1. Habitat fragmentation may lead to natural selection on dispersal rate and other life-history traits. Both theoretical analyses and empirical studies suggest that habitat fragmentation may select either for increased or decreased dispersal depending on the traits of the species and the characteristics of the landscape.
2. Dispersal and movement rates in Glanville fritillary butterflies (Melitaea cinxia) originating from a continuous landscape in China and from a highly fragmented landscape in Finland were compared using three different methods.
3. The methods included replicated mark-release-recapture (MRR) experiments conducted in the natural environments in China and Finland, tracking with harmonic radar of captive-reared but free-flying butterflies in a common environment in the field, and replicated common garden experiments in a large outdoor population cage.

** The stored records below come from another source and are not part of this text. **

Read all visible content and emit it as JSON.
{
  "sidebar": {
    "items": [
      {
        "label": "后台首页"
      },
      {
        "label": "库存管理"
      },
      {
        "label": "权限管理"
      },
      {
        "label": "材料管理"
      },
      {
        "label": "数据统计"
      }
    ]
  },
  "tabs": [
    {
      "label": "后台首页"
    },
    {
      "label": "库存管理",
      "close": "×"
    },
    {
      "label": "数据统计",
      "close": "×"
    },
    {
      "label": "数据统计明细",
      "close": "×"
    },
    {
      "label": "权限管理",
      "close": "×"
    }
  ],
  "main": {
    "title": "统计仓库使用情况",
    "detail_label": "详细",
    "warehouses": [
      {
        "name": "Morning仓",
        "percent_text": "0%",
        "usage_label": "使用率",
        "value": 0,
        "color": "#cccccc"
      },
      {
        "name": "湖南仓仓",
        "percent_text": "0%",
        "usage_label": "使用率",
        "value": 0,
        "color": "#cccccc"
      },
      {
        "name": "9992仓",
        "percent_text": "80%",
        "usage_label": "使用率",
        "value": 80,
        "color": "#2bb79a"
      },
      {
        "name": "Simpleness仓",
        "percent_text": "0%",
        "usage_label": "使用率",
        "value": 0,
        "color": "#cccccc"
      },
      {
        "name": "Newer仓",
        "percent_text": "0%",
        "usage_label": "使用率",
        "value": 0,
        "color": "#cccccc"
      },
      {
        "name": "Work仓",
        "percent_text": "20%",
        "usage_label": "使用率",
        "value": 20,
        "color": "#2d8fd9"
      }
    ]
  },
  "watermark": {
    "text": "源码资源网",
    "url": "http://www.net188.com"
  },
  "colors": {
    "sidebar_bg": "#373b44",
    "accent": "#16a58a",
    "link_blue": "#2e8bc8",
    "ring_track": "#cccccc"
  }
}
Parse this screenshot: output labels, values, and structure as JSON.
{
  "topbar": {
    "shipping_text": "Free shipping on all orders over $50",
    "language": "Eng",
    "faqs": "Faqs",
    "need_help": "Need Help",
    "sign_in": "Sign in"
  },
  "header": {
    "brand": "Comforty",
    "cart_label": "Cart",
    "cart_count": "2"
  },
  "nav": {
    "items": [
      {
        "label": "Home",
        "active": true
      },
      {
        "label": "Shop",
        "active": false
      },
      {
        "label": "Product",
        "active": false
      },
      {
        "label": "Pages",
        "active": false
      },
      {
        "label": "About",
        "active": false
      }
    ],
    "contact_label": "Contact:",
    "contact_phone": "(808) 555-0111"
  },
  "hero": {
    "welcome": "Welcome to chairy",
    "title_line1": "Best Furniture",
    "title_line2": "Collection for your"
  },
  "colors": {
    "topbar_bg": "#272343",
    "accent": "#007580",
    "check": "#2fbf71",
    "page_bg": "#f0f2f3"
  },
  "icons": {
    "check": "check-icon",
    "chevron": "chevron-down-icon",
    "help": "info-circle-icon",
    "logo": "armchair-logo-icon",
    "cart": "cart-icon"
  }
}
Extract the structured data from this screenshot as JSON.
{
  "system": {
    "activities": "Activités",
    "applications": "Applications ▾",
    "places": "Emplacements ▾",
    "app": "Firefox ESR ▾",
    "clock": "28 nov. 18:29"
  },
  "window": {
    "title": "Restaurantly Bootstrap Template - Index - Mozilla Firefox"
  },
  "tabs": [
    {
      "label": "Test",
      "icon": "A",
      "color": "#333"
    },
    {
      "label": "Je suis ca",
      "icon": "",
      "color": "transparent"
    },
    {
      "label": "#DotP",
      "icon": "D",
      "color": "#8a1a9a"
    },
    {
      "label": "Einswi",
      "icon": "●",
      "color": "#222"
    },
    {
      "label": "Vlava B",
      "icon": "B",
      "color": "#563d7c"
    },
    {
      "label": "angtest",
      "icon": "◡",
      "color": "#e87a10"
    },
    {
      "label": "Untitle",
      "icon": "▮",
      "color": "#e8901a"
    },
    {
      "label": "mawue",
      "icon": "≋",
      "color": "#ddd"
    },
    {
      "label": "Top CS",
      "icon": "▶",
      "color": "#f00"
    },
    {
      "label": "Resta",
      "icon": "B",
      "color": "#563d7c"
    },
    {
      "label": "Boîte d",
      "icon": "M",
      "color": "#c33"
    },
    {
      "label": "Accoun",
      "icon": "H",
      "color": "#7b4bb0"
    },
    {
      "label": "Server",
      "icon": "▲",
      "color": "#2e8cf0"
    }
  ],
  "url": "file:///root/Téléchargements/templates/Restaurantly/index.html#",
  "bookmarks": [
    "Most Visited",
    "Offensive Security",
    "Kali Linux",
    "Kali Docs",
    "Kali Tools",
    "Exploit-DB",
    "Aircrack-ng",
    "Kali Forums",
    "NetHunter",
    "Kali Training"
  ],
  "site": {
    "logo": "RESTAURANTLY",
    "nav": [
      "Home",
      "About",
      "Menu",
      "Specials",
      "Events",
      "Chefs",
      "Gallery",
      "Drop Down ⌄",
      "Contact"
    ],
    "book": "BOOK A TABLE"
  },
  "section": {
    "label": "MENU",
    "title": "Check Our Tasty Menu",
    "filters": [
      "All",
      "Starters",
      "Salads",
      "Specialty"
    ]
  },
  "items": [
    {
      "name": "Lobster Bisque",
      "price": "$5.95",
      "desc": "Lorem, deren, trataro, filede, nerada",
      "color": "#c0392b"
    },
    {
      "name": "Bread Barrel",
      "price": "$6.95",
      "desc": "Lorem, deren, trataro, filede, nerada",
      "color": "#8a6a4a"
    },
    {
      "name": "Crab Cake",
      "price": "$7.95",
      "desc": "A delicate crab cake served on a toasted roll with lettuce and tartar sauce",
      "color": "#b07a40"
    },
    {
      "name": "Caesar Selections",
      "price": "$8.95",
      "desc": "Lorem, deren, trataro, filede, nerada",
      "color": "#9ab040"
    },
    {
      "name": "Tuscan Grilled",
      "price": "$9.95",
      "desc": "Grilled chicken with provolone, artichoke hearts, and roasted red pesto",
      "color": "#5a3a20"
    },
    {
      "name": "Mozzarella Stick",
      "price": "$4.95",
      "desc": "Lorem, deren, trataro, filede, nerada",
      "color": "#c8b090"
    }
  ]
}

4. The results were largely consistent, showing that butterflies from the more continuous landscape in China had a lower movement rate than butterflies originating from the fragmented landscape in Finland. Butterflies originating from newly-established populations in Finland moved significantly longer distances than butterflies originating from old populations in Finland or from China, demonstrating significant intra-specific variation in dispersal rate in Finland. These results are consistent with model predictions for the Glanville fritillary.
5. The tracking experiment revealed a result that would have been impossible to obtain with MRR experiments: movement rate was influenced by a significant interaction between population origin (China vs. Finland) and ambient air temperature.